• [Work to complete]
Could you copy every line of the data that contains "Canada"?

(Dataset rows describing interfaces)
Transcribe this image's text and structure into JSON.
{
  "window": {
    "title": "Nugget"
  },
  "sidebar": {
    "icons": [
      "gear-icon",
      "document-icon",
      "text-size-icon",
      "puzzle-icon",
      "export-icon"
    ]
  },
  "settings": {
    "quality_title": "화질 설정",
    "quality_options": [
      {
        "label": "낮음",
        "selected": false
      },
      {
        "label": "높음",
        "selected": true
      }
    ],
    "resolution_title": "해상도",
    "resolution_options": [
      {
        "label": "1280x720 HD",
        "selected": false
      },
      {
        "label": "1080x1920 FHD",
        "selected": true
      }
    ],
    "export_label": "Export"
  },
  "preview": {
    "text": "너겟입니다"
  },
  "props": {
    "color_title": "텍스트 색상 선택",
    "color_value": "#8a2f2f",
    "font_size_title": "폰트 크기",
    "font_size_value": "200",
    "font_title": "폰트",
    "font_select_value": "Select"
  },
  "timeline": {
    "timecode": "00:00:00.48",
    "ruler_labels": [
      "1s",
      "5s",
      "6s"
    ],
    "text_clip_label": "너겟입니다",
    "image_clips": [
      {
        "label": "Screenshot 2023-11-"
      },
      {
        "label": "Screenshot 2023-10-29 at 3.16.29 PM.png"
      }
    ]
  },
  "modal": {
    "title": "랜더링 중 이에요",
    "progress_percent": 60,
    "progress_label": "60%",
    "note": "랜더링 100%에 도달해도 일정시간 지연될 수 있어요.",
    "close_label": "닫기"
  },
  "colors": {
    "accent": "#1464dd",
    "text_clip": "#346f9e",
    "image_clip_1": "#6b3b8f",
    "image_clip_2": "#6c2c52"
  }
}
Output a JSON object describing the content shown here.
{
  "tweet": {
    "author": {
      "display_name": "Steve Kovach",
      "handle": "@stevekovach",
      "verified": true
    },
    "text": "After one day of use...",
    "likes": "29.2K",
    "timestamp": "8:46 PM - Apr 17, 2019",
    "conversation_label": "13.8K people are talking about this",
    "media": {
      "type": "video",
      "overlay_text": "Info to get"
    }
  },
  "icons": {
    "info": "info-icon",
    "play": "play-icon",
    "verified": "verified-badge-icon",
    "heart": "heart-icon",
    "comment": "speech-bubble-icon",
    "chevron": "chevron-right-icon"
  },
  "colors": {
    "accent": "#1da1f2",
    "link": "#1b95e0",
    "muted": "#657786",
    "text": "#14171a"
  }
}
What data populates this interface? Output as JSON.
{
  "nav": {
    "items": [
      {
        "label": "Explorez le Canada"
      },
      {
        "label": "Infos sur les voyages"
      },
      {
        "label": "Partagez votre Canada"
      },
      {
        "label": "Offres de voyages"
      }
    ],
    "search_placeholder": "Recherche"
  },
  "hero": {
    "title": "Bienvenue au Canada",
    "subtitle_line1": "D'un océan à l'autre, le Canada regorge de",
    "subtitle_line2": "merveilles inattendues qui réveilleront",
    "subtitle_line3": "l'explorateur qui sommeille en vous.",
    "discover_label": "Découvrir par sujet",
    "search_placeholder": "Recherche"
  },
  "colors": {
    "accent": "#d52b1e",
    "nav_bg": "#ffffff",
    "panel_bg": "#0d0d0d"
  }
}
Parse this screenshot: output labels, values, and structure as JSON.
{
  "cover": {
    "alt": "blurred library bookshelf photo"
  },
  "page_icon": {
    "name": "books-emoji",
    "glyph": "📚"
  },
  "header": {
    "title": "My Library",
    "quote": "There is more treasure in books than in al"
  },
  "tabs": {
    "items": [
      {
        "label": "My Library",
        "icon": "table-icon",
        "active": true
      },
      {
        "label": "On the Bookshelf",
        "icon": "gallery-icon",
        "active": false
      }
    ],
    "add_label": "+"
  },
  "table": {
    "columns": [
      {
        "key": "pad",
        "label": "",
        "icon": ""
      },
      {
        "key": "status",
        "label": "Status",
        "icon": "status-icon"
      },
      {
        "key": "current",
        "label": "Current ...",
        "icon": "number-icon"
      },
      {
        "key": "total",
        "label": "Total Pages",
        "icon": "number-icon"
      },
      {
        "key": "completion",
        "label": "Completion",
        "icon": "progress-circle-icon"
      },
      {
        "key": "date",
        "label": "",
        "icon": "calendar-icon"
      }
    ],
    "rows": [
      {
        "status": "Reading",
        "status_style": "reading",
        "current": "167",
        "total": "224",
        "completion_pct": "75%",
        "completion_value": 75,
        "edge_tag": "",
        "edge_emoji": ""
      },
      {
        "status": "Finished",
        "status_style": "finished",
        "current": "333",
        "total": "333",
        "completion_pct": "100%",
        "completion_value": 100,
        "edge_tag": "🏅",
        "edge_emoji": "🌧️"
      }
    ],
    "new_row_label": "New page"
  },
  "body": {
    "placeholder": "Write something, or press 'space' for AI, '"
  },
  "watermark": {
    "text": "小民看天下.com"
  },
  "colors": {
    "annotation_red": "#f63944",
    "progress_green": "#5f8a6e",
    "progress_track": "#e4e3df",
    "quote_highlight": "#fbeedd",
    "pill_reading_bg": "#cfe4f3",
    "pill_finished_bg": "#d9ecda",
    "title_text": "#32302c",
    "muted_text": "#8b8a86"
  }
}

• [Completed exercise]
        "label": "Explorez le Canada"
        "label": "Partagez votre Canada"
    "title": "Bienvenue au Canada",
    "subtitle_line1": "D'un océan à l'autre, le Canada regorge de",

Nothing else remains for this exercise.